Write out the entries exactly, leaving out every picture.

+===+

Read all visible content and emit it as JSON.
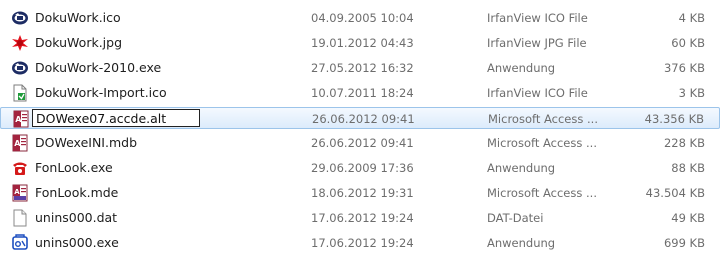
{
  "files": [
    {
      "icon": "irfanview-ico-icon",
      "name": "DokuWork.ico",
      "date": "04.09.2005 10:04",
      "type": "IrfanView ICO File",
      "size": "4 KB"
    },
    {
      "icon": "irfanview-jpg-icon",
      "name": "DokuWork.jpg",
      "date": "19.01.2012 04:43",
      "type": "IrfanView JPG File",
      "size": "60 KB"
    },
    {
      "icon": "application-exe-icon",
      "name": "DokuWork-2010.exe",
      "date": "27.05.2012 16:32",
      "type": "Anwendung",
      "size": "376 KB"
    },
    {
      "icon": "irfanview-ico-icon",
      "name": "DokuWork-Import.ico",
      "date": "10.07.2011 18:24",
      "type": "IrfanView ICO File",
      "size": "3 KB"
    },
    {
      "icon": "access-file-icon",
      "name": "DOWexe07.accde.alt",
      "date": "26.06.2012 09:41",
      "type": "Microsoft Access ...",
      "size": "43.356 KB"
    },
    {
      "icon": "access-mdb-icon",
      "name": "DOWexeINI.mdb",
      "date": "26.06.2012 09:41",
      "type": "Microsoft Access ...",
      "size": "228 KB"
    },
    {
      "icon": "fonlook-exe-icon",
      "name": "FonLook.exe",
      "date": "29.06.2009 17:36",
      "type": "Anwendung",
      "size": "88 KB"
    },
    {
      "icon": "access-mde-icon",
      "name": "FonLook.mde",
      "date": "18.06.2012 19:31",
      "type": "Microsoft Access ...",
      "size": "43.504 KB"
    },
    {
      "icon": "blank-file-icon",
      "name": "unins000.dat",
      "date": "17.06.2012 19:24",
      "type": "DAT-Datei",
      "size": "49 KB"
    },
    {
      "icon": "uninstaller-exe-icon",
      "name": "unins000.exe",
      "date": "17.06.2012 19:24",
      "type": "Anwendung",
      "size": "699 KB"
    }
  ],
  "rename": {
    "row_index": 4,
    "value": "DOWexe07.accde.alt"
  },
  "colors": {
    "selection_border": "#9cc4ea",
    "selection_fill": "#dcebfb",
    "secondary_text": "#6d6d6d"
  }
}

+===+

* [Solution below]
Read all visible content and emit it as JSON.
{
  "files": [
    {
      "icon": "irfanview-ico-icon",
      "name": "DokuWork.ico",
      "date": "04.09.2005 10:04",
      "type": "IrfanView ICO File",
      "size": "4 KB"
    },
    {
      "icon": "irfanview-jpg-icon",
      "name": "DokuWork.jpg",
      "date": "19.01.2012 04:43",
      "type": "IrfanView JPG File",
      "size": "60 KB"
    },
    {
      "icon": "application-exe-icon",
      "name": "DokuWork-2010.exe",
      "date": "27.05.2012 16:32",
      "type": "Anwendung",
      "size": "376 KB"
    },
    {
      "icon": "irfanview-ico-icon",
      "name": "DokuWork-Import.ico",
      "date": "10.07.2011 18:24",
      "type": "IrfanView ICO File",
      "size": "3 KB"
    },
    {
      "icon": "access-file-icon",
      "name": "DOWexe07.accde.alt",
      "date": "26.06.2012 09:41",
      "type": "Microsoft Access ...",
      "size": "43.356 KB"
    },
    {
      "icon": "access-mdb-icon",
      "name": "DOWexeINI.mdb",
      "date": "26.06.2012 09:41",
      "type": "Microsoft Access ...",
      "size": "228 KB"
    },
    {
      "icon": "fonlook-exe-icon",
      "name": "FonLook.exe",
      "date": "29.06.2009 17:36",
      "type": "Anwendung",
      "size": "88 KB"
    },
    {
      "icon": "access-mde-icon",
      "name": "FonLook.mde",
      "date": "18.06.2012 19:31",
      "type": "Microsoft Access ...",
      "size": "43.504 KB"
    },
    {
      "icon": "blank-file-icon",
      "name": "unins000.dat",
      "date": "17.06.2012 19:24",
      "type": "DAT-Datei",
      "size": "49 KB"
    },
    {
      "icon": "uninstaller-exe-icon",
      "name": "unins000.exe",
      "date": "17.06.2012 19:24",
      "type": "Anwendung",
      "size": "699 KB"
    }
  ],
  "rename": {
    "row_index": 4,
    "value": "DOWexe07.accde.alt"
  },
  "colors": {
    "selection_border": "#9cc4ea",
    "selection_fill": "#dcebfb",
    "secondary_text": "#6d6d6d"
  }
}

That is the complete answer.